The global financial crisis highlighted the importance of financial literacy and capability, because the lack of consumer knowledge played a role in the genesis of the crisis. To become more active and confident participants in the financial sector, consumers need awareness, understanding, and knowledge about various types of rapidly evolving financial products and services and associated risks, such as fraud and over-indebtedness. As the variety and complexity of financial products and services increases, the importance of the financial capabilities of consumers becomes even more significant for the smooth functioning of financial markets.

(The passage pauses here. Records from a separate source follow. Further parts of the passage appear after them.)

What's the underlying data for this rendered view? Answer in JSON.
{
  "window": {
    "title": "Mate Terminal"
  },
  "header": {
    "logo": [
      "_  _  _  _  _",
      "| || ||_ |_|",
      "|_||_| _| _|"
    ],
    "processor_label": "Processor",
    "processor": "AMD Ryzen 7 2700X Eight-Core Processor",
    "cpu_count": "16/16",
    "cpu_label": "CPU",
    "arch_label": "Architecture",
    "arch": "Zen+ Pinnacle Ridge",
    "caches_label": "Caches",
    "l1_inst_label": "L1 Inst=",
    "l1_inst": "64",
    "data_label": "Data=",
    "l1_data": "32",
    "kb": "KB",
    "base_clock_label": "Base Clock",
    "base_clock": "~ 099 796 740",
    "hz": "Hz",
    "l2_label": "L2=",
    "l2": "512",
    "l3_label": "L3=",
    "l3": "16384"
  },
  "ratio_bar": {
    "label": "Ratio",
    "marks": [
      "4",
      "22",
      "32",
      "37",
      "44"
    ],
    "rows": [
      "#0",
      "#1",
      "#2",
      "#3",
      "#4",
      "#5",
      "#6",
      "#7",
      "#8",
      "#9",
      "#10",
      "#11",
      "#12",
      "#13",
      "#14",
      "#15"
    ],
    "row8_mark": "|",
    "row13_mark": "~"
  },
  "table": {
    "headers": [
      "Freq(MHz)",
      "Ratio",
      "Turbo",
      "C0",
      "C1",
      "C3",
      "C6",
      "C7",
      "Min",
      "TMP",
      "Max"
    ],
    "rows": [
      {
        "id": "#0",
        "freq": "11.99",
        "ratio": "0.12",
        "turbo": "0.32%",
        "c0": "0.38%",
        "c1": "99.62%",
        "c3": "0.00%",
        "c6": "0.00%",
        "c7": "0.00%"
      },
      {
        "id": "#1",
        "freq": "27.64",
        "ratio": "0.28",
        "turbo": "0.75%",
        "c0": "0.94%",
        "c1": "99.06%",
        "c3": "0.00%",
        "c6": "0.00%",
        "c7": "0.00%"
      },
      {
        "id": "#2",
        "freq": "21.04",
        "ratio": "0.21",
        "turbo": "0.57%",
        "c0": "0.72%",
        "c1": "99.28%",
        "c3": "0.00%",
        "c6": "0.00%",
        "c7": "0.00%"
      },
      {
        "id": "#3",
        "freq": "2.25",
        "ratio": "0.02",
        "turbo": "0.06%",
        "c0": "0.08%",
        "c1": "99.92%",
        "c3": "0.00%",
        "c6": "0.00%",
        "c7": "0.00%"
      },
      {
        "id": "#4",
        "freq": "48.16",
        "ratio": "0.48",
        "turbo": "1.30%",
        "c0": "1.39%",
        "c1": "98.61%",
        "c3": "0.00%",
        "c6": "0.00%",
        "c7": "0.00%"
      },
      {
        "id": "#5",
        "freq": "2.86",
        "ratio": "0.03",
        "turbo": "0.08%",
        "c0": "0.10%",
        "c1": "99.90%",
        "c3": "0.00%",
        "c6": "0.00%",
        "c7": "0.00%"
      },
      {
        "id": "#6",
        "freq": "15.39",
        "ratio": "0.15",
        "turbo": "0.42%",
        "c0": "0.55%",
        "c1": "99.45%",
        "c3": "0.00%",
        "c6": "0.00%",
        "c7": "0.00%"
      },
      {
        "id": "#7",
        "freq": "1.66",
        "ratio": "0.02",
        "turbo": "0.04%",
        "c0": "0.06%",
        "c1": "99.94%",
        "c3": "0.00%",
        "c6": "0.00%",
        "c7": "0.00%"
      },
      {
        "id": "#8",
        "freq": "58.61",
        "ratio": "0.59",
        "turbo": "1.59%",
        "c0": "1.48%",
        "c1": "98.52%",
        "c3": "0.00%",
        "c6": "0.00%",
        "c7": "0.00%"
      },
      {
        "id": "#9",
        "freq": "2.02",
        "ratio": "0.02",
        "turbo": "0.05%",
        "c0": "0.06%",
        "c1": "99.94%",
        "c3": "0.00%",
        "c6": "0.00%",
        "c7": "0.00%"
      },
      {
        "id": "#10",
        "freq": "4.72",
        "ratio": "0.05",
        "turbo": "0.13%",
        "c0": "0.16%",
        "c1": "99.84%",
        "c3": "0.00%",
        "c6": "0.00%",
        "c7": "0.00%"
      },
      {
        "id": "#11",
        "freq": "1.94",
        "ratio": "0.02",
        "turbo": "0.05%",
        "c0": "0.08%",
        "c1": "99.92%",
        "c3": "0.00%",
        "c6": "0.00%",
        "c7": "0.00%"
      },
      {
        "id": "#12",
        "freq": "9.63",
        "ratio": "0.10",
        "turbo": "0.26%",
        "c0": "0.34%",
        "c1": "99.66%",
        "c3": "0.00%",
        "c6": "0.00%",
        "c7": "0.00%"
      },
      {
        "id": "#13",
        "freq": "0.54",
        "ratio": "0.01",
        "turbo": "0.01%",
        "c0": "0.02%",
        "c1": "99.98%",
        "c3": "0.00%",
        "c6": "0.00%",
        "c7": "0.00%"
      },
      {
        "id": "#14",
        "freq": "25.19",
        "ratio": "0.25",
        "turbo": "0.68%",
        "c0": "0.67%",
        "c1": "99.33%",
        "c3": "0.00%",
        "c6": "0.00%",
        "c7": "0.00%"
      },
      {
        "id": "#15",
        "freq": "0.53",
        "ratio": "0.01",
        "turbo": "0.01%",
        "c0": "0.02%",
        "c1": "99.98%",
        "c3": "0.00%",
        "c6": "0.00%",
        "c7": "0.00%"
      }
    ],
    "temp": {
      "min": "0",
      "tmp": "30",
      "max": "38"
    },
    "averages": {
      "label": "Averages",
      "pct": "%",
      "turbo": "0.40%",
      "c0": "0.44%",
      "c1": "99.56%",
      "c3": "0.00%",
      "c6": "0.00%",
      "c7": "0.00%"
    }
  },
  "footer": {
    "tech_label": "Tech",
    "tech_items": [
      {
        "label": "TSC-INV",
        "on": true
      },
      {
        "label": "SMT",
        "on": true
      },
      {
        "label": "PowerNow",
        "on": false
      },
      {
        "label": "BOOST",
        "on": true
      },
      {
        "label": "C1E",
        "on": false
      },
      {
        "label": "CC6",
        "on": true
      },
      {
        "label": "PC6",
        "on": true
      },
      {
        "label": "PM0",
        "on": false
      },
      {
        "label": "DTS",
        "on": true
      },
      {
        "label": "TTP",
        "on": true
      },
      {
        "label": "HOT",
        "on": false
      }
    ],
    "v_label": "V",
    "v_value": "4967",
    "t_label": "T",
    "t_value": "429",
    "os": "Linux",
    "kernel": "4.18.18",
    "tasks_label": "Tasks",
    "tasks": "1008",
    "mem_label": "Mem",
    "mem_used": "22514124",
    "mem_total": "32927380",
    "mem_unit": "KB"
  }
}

Targeted financial education programs are designed and implemented as tools to increase consumers’ financial literacy and capability. This is done with the expectation that such programs will facilitate better informed decisions about using and managing financial services and risks, and thus mitigate potential negative effects. An increasing number of countries have financial education strategies in place or have included financial education and awareness measures prominently within financial inclusion, literacy, or sector strategies. In recent years, numerous countries have developed and implemented a broad range of financial education programs. These initiatives ranged from financial literacy campaigns to more structured seminars and workshops, and targeted various segments of the population with diverse delivery channels such as formal educational curricula or educational entertainment relying on popular soap operas to reach target audiences.